For good reason perhaps, no one trusts the system. People who have private wells on their property don’t use them for human consumption but most still use the water for livestock and crop irrigation, which means toxins still reach the food chain. Even the U.S. Navy based in Naples and the suburbs do their own water and soil tests and regularly issue public warnings to their personnel and their families not to drink local water or eat certain foods off the base, including mozzarella and some meats like chicken and pork that could be contaminated. In 2011, they recommended that all personnel and their families use bottled water “for off-base personnel, for drinking, food preparation, cooking, brushing teeth, making ice, and for pets, due to the widespread presence of contaminants (e.g., arsenic, fecal coliform, PCE) as measured in the tap water, as well as the other drinking water system infrastructure deficiencies.” The Navy also suggested that families who live off the base choose living accommodations above the second floor, “which will significantly mitigate concerns associated with vapor intrusion from soil gas.” The Navy recently relocated 17 families from areas around Naples who were living in areas they deemed simply too risky.

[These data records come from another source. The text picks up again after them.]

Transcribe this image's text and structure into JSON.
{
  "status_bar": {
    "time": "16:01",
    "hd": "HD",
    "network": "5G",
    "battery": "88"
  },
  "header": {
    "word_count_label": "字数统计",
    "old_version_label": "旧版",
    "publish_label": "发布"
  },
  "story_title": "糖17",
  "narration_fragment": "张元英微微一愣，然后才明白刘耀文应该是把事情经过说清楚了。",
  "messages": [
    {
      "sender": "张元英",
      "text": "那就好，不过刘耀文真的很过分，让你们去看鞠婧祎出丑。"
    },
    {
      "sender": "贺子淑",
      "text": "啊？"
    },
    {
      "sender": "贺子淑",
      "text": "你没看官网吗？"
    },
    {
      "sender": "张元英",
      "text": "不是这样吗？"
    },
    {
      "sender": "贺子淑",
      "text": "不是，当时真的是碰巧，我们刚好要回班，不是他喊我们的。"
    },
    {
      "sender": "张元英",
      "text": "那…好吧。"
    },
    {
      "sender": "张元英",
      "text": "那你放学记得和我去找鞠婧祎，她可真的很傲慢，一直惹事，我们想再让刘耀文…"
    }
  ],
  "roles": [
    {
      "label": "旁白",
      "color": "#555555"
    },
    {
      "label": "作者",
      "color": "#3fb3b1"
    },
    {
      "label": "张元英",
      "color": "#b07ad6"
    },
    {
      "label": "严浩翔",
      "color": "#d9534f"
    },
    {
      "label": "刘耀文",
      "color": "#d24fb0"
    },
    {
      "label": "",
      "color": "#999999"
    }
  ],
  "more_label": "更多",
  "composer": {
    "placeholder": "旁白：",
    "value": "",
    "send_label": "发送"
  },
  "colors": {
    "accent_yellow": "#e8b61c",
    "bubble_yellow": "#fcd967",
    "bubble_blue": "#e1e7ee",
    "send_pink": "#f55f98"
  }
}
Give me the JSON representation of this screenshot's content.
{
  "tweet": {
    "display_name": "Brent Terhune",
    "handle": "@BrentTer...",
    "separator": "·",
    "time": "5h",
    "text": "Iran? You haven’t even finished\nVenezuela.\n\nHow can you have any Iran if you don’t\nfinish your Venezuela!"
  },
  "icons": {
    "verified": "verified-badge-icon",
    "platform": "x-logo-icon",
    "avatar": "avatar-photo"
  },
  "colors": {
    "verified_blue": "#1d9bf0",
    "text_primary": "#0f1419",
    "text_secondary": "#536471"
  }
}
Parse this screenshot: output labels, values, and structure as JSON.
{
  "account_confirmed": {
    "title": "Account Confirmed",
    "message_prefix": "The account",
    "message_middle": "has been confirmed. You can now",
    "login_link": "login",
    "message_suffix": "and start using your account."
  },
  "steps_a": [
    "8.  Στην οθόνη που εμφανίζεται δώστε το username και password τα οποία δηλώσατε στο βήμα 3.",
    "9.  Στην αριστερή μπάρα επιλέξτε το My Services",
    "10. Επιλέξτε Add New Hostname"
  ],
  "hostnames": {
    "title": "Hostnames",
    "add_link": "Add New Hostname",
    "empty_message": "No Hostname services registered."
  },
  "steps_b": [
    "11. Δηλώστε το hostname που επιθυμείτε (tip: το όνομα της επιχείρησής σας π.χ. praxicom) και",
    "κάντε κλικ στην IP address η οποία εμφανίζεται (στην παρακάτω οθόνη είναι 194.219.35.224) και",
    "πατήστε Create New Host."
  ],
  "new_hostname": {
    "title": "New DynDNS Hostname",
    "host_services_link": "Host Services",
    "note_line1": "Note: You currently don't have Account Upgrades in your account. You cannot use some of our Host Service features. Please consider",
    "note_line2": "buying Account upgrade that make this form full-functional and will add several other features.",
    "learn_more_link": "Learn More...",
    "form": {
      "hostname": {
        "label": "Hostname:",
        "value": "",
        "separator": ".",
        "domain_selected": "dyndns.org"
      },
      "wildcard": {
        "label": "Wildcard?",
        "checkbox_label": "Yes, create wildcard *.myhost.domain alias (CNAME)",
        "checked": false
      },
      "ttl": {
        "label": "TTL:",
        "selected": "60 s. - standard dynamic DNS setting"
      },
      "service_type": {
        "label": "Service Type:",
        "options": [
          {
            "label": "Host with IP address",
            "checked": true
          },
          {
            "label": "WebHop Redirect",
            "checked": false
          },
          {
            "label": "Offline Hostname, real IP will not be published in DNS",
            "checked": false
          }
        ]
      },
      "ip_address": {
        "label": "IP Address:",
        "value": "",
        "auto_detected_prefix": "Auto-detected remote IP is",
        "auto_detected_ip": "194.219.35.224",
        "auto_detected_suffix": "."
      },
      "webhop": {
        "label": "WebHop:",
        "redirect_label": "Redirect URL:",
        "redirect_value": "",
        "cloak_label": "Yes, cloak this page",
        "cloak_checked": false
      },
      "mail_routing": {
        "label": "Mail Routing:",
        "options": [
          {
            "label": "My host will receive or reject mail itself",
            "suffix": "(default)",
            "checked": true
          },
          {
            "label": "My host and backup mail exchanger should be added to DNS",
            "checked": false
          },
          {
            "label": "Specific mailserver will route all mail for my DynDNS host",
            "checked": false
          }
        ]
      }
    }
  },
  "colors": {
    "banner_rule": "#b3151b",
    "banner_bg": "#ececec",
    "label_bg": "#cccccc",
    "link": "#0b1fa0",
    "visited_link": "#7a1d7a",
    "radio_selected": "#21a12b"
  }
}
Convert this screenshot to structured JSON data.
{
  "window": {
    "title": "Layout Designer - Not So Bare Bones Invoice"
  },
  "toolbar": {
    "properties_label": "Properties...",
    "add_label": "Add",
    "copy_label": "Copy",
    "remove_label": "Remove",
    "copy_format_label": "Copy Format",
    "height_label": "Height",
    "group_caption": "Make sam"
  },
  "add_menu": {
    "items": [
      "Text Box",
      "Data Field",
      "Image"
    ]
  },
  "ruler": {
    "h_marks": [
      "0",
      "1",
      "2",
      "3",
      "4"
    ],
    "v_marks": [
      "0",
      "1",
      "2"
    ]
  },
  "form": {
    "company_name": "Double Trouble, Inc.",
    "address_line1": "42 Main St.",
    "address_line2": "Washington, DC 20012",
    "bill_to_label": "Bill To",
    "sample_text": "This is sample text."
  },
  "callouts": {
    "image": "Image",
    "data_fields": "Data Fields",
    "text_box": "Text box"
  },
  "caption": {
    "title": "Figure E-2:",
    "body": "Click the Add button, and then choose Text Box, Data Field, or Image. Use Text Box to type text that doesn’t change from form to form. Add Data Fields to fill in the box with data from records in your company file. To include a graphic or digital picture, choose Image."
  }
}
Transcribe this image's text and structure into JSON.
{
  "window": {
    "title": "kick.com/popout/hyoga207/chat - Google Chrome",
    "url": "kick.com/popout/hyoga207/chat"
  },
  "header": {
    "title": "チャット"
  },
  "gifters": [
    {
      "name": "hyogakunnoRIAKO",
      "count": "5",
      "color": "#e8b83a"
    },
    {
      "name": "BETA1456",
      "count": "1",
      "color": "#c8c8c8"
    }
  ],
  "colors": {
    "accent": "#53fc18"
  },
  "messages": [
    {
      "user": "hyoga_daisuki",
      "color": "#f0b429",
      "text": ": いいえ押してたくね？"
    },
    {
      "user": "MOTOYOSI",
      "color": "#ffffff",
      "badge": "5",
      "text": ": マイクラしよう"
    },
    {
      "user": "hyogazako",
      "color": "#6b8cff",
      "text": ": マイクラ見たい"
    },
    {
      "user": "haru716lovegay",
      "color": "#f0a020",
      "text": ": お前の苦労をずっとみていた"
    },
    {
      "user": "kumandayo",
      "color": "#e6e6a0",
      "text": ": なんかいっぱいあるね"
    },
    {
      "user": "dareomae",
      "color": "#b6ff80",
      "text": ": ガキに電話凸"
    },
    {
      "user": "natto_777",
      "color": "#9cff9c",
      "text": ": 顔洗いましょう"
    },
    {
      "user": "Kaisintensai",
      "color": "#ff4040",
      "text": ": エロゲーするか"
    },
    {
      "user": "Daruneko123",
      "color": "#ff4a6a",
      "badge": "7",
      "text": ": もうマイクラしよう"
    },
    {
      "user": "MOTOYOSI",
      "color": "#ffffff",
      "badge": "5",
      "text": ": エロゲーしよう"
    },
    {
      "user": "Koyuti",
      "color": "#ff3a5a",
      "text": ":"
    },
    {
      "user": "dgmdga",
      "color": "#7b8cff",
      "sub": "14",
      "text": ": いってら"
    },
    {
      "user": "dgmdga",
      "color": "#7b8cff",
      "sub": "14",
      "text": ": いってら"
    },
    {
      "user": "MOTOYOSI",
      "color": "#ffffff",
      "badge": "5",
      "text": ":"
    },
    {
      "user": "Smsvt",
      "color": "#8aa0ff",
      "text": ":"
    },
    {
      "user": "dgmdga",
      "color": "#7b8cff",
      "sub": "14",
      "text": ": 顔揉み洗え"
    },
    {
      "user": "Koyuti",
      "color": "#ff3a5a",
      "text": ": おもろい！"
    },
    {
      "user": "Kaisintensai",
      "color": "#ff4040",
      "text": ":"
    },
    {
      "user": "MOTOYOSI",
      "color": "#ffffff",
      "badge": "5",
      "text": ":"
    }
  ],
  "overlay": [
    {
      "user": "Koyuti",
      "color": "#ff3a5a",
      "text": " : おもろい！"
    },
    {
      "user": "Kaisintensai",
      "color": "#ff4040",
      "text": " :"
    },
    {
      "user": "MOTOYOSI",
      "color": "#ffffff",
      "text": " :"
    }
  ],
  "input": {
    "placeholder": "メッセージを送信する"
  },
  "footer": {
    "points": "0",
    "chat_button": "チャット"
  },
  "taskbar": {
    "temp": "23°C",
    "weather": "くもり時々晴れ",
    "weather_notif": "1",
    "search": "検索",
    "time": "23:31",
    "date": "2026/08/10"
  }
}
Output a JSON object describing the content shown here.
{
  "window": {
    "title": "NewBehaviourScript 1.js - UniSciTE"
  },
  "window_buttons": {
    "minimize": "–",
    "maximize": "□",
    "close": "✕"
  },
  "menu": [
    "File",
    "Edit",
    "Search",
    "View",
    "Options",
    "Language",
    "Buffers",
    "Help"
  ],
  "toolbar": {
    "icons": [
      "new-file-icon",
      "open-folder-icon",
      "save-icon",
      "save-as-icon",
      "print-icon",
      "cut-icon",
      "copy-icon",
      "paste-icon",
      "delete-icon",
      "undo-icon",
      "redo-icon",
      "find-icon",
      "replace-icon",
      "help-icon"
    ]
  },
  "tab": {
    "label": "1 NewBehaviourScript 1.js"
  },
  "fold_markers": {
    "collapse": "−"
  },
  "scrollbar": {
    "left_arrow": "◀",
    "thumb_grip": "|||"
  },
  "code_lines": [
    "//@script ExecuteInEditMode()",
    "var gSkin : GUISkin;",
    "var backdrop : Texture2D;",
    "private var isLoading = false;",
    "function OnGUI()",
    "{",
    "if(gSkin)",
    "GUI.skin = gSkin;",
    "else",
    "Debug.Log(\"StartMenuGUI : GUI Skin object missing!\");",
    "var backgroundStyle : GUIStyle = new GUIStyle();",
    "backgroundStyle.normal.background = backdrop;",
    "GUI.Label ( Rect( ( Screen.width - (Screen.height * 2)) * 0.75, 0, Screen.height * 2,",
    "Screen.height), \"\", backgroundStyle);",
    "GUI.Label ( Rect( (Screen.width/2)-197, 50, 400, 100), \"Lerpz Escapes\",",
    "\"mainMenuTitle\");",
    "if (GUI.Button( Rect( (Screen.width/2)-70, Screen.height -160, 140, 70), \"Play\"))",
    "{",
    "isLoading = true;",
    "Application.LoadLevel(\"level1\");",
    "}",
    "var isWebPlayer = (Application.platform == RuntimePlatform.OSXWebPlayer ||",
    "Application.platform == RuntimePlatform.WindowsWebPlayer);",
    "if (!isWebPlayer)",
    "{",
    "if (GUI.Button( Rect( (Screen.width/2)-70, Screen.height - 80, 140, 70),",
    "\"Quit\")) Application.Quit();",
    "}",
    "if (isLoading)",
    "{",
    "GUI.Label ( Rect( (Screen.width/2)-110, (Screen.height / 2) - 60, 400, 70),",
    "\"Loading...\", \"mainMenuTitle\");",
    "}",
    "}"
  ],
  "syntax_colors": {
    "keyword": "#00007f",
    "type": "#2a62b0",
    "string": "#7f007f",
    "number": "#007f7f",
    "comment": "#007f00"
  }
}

Few know the real horror of living in the “triangle of death” and the “land of tumors,” as the area is known across Italy, as intimately as Father Maurizio Patriciello, a local priest at in the parish of Caivano and co-author of Don’t Wait for the Apocalypse about what he calls “preaching in hell.” He has spent the last 30 years watching the slow death of his community and every day wonders who will be the next parishioner stricken with cancer. “Hell exists and it is not in the afterworld,” Father Patriciello told The Daily Beast. “It is right here in this damned dirt. You can see it and touch it and live it and eat it until it kills you.”
Patriciello has been leading a grassroots movement in Campania to fight those who destroyed the land and protect those who have no choice but to live on it. He scouts the area at night in search of rogue fires that are often tied to the ongoing illegal destruction of toxic waste that cannot be dumped in regular landfills or burned in the area’s incinerators. By day, he buries the dead. He says even handling the deceased is risky. “Sometimes I worry what these polluted bodies are doing to the environment, too,” he says. “The undertakers don’t want to touch them. They are toxic even in the grave.”
Last year, he instigated a campaign to take pictures of dozens of family members whose children have died of brain cancer, which didn’t even exist in any accountable number in the area a decade ago, but is now so prevalent that a mobile cancer van moves through the area to administer medication and take blood-cell counts. He and other parishes in the area sent the postcard pictures to Pope Francis, who called a local nun to tell her he would pray for them. On Friday, March 21, when the pope meets with 700 families of the victims of mafia violence, he will also pray for the victims of the burning fields.
Father Patriciello says he believes there is some progress being made, but it is too little, too late. By his estimate, the area will be safe in 2060—only if good practices are put in place now. But even the ban on commercial sales from the most toxic land won’t mean anything if the local people are still eating what they plant, or if farmers are selling the food on the roadside. “You are what you eat,” he says. “And in this case that means we’re all doomed.”